What you need to do: The records below hold pictures; please leave those out and retype the rest exactly.

Extracted entries:

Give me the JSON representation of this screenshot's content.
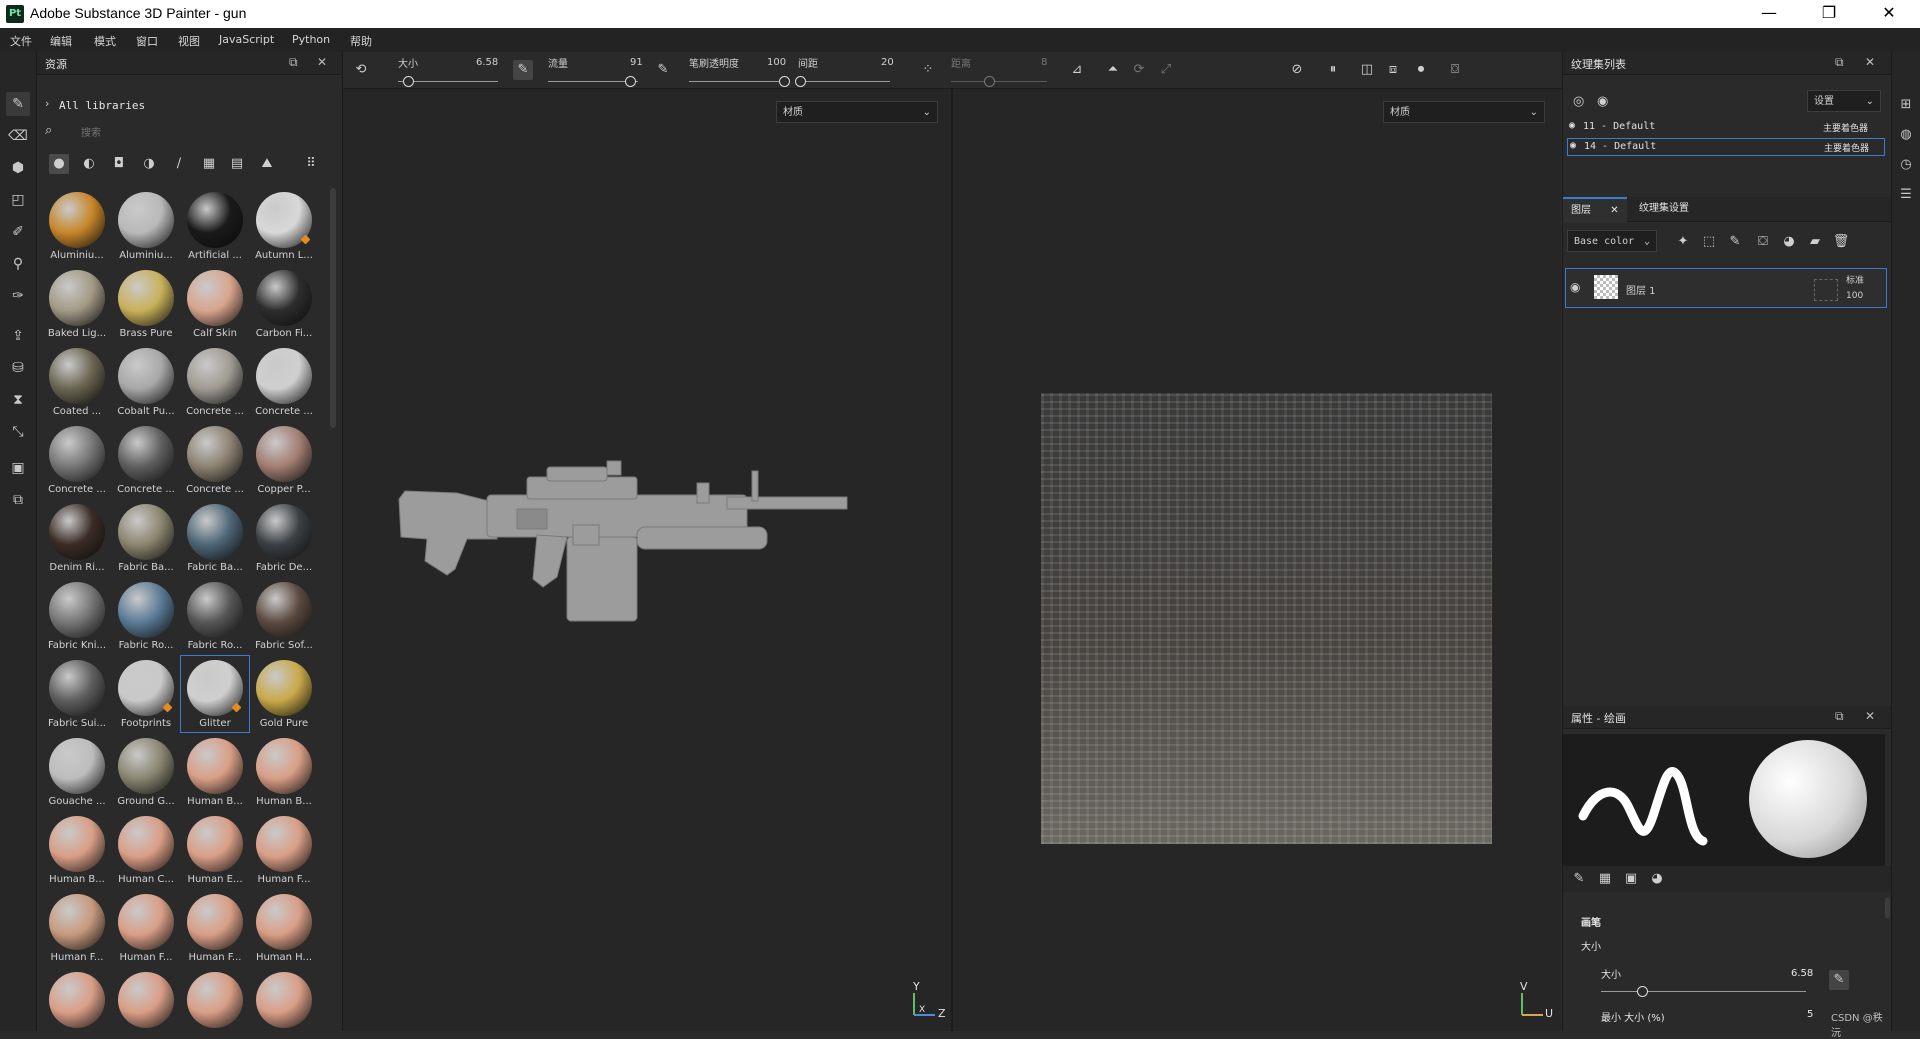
{
  "window": {
    "title": "Adobe Substance 3D Painter - gun",
    "app_icon": "Pt",
    "minimize": "—",
    "maximize": "❐",
    "close": "✕"
  },
  "menu": [
    "文件",
    "编辑",
    "模式",
    "窗口",
    "视图",
    "JavaScript",
    "Python",
    "帮助"
  ],
  "assets": {
    "title": "资源",
    "library": "All libraries",
    "search_placeholder": "搜索",
    "items": [
      {
        "label": "Aluminiu...",
        "color": "#c8862a"
      },
      {
        "label": "Aluminiu...",
        "color": "#b9b9b9"
      },
      {
        "label": "Artificial ...",
        "color": "#1a1a1a"
      },
      {
        "label": "Autumn L...",
        "color": "#d8d8d8",
        "badge": true
      },
      {
        "label": "Baked Lig...",
        "color": "#a39a86"
      },
      {
        "label": "Brass Pure",
        "color": "#c9b15a"
      },
      {
        "label": "Calf Skin",
        "color": "#d8a58d"
      },
      {
        "label": "Carbon Fi...",
        "color": "#2d2d2d"
      },
      {
        "label": "Coated ...",
        "color": "#6b6652"
      },
      {
        "label": "Cobalt Pu...",
        "color": "#a8a8a8"
      },
      {
        "label": "Concrete ...",
        "color": "#a09c94"
      },
      {
        "label": "Concrete ...",
        "color": "#cfcfcf"
      },
      {
        "label": "Concrete ...",
        "color": "#777777"
      },
      {
        "label": "Concrete ...",
        "color": "#5f5f5f"
      },
      {
        "label": "Concrete ...",
        "color": "#8c8272"
      },
      {
        "label": "Copper P...",
        "color": "#a37e73"
      },
      {
        "label": "Denim Ri...",
        "color": "#3a2c25"
      },
      {
        "label": "Fabric Ba...",
        "color": "#8b8670"
      },
      {
        "label": "Fabric Ba...",
        "color": "#4e6677"
      },
      {
        "label": "Fabric De...",
        "color": "#3b4044"
      },
      {
        "label": "Fabric Kni...",
        "color": "#767676"
      },
      {
        "label": "Fabric Ro...",
        "color": "#5a7a96"
      },
      {
        "label": "Fabric Ro...",
        "color": "#565656"
      },
      {
        "label": "Fabric Sof...",
        "color": "#5b4a40"
      },
      {
        "label": "Fabric Sui...",
        "color": "#5e5e5e"
      },
      {
        "label": "Footprints",
        "color": "#c9c9c9",
        "badge": true
      },
      {
        "label": "Glitter",
        "color": "#cfcfcf",
        "badge": true,
        "selected": true
      },
      {
        "label": "Gold Pure",
        "color": "#c9a94a"
      },
      {
        "label": "Gouache ...",
        "color": "#bdbdbd"
      },
      {
        "label": "Ground G...",
        "color": "#8a8672"
      },
      {
        "label": "Human B...",
        "color": "#d99e86"
      },
      {
        "label": "Human B...",
        "color": "#d99e86"
      },
      {
        "label": "Human B...",
        "color": "#d99e86"
      },
      {
        "label": "Human C...",
        "color": "#d99e86"
      },
      {
        "label": "Human E...",
        "color": "#d99e86"
      },
      {
        "label": "Human F...",
        "color": "#d99e86"
      },
      {
        "label": "Human F...",
        "color": "#c79a7e"
      },
      {
        "label": "Human F...",
        "color": "#d99e86"
      },
      {
        "label": "Human F...",
        "color": "#d99e86"
      },
      {
        "label": "Human H...",
        "color": "#d99e86"
      },
      {
        "label": "",
        "color": "#d99e86"
      },
      {
        "label": "",
        "color": "#d99e86"
      },
      {
        "label": "",
        "color": "#d99e86"
      },
      {
        "label": "",
        "color": "#d99e86"
      }
    ]
  },
  "toolbar": {
    "size_label": "大小",
    "size_value": "6.58",
    "flow_label": "流量",
    "flow_value": "91",
    "opacity_label": "笔刷透明度",
    "opacity_value": "100",
    "spacing_label": "间距",
    "spacing_value": "20",
    "distance_label": "距离",
    "distance_value": "8",
    "sliders": {
      "size": 0.1,
      "flow": 0.91,
      "opacity": 1.0,
      "spacing": 0.0,
      "distance": 0.4
    }
  },
  "viewport3d": {
    "material_mode": "材质",
    "axes": {
      "y": "Y",
      "x": "X",
      "z": "Z"
    }
  },
  "viewport2d": {
    "material_mode": "材质",
    "axes": {
      "v": "V",
      "u": "U"
    }
  },
  "texture_set_list": {
    "title": "纹理集列表",
    "settings": "设置",
    "rows": [
      {
        "name": "11 - Default",
        "shader": "主要着色器"
      },
      {
        "name": "14 - Default",
        "shader": "主要着色器",
        "selected": true
      }
    ]
  },
  "layers": {
    "tab_layers": "图层",
    "tab_texture_set_settings": "纹理集设置",
    "channel": "Base color",
    "layer_name": "图层 1",
    "blend_mode": "标准",
    "opacity": "100"
  },
  "properties": {
    "title": "属性 - 绘画",
    "brush_section": "画笔",
    "size_label": "大小",
    "size_sub_label": "大小",
    "size_value": "6.58",
    "size_slider": 0.2,
    "min_size_label": "最小 大小 (%)",
    "min_size_value": "5"
  },
  "watermark": "CSDN @秩沅"
}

Answer box:
Give me the JSON representation of this screenshot's content.
{
  "window": {
    "title": "Adobe Substance 3D Painter - gun",
    "app_icon": "Pt",
    "minimize": "—",
    "maximize": "❐",
    "close": "✕"
  },
  "menu": [
    "文件",
    "编辑",
    "模式",
    "窗口",
    "视图",
    "JavaScript",
    "Python",
    "帮助"
  ],
  "assets": {
    "title": "资源",
    "library": "All libraries",
    "search_placeholder": "搜索",
    "items": [
      {
        "label": "Aluminiu...",
        "color": "#c8862a"
      },
      {
        "label": "Aluminiu...",
        "color": "#b9b9b9"
      },
      {
        "label": "Artificial ...",
        "color": "#1a1a1a"
      },
      {
        "label": "Autumn L...",
        "color": "#d8d8d8",
        "badge": true
      },
      {
        "label": "Baked Lig...",
        "color": "#a39a86"
      },
      {
        "label": "Brass Pure",
        "color": "#c9b15a"
      },
      {
        "label": "Calf Skin",
        "color": "#d8a58d"
      },
      {
        "label": "Carbon Fi...",
        "color": "#2d2d2d"
      },
      {
        "label": "Coated ...",
        "color": "#6b6652"
      },
      {
        "label": "Cobalt Pu...",
        "color": "#a8a8a8"
      },
      {
        "label": "Concrete ...",
        "color": "#a09c94"
      },
      {
        "label": "Concrete ...",
        "color": "#cfcfcf"
      },
      {
        "label": "Concrete ...",
        "color": "#777777"
      },
      {
        "label": "Concrete ...",
        "color": "#5f5f5f"
      },
      {
        "label": "Concrete ...",
        "color": "#8c8272"
      },
      {
        "label": "Copper P...",
        "color": "#a37e73"
      },
      {
        "label": "Denim Ri...",
        "color": "#3a2c25"
      },
      {
        "label": "Fabric Ba...",
        "color": "#8b8670"
      },
      {
        "label": "Fabric Ba...",
        "color": "#4e6677"
      },
      {
        "label": "Fabric De...",
        "color": "#3b4044"
      },
      {
        "label": "Fabric Kni...",
        "color": "#767676"
      },
      {
        "label": "Fabric Ro...",
        "color": "#5a7a96"
      },
      {
        "label": "Fabric Ro...",
        "color": "#565656"
      },
      {
        "label": "Fabric Sof...",
        "color": "#5b4a40"
      },
      {
        "label": "Fabric Sui...",
        "color": "#5e5e5e"
      },
      {
        "label": "Footprints",
        "color": "#c9c9c9",
        "badge": true
      },
      {
        "label": "Glitter",
        "color": "#cfcfcf",
        "badge": true,
        "selected": true
      },
      {
        "label": "Gold Pure",
        "color": "#c9a94a"
      },
      {
        "label": "Gouache ...",
        "color": "#bdbdbd"
      },
      {
        "label": "Ground G...",
        "color": "#8a8672"
      },
      {
        "label": "Human B...",
        "color": "#d99e86"
      },
      {
        "label": "Human B...",
        "color": "#d99e86"
      },
      {
        "label": "Human B...",
        "color": "#d99e86"
      },
      {
        "label": "Human C...",
        "color": "#d99e86"
      },
      {
        "label": "Human E...",
        "color": "#d99e86"
      },
      {
        "label": "Human F...",
        "color": "#d99e86"
      },
      {
        "label": "Human F...",
        "color": "#c79a7e"
      },
      {
        "label": "Human F...",
        "color": "#d99e86"
      },
      {
        "label": "Human F...",
        "color": "#d99e86"
      },
      {
        "label": "Human H...",
        "color": "#d99e86"
      },
      {
        "label": "",
        "color": "#d99e86"
      },
      {
        "label": "",
        "color": "#d99e86"
      },
      {
        "label": "",
        "color": "#d99e86"
      },
      {
        "label": "",
        "color": "#d99e86"
      }
    ]
  },
  "toolbar": {
    "size_label": "大小",
    "size_value": "6.58",
    "flow_label": "流量",
    "flow_value": "91",
    "opacity_label": "笔刷透明度",
    "opacity_value": "100",
    "spacing_label": "间距",
    "spacing_value": "20",
    "distance_label": "距离",
    "distance_value": "8",
    "sliders": {
      "size": 0.1,
      "flow": 0.91,
      "opacity": 1.0,
      "spacing": 0.0,
      "distance": 0.4
    }
  },
  "viewport3d": {
    "material_mode": "材质",
    "axes": {
      "y": "Y",
      "x": "X",
      "z": "Z"
    }
  },
  "viewport2d": {
    "material_mode": "材质",
    "axes": {
      "v": "V",
      "u": "U"
    }
  },
  "texture_set_list": {
    "title": "纹理集列表",
    "settings": "设置",
    "rows": [
      {
        "name": "11 - Default",
        "shader": "主要着色器"
      },
      {
        "name": "14 - Default",
        "shader": "主要着色器",
        "selected": true
      }
    ]
  },
  "layers": {
    "tab_layers": "图层",
    "tab_texture_set_settings": "纹理集设置",
    "channel": "Base color",
    "layer_name": "图层 1",
    "blend_mode": "标准",
    "opacity": "100"
  },
  "properties": {
    "title": "属性 - 绘画",
    "brush_section": "画笔",
    "size_label": "大小",
    "size_sub_label": "大小",
    "size_value": "6.58",
    "size_slider": 0.2,
    "min_size_label": "最小 大小 (%)",
    "min_size_value": "5"
  },
  "watermark": "CSDN @秩沅"
}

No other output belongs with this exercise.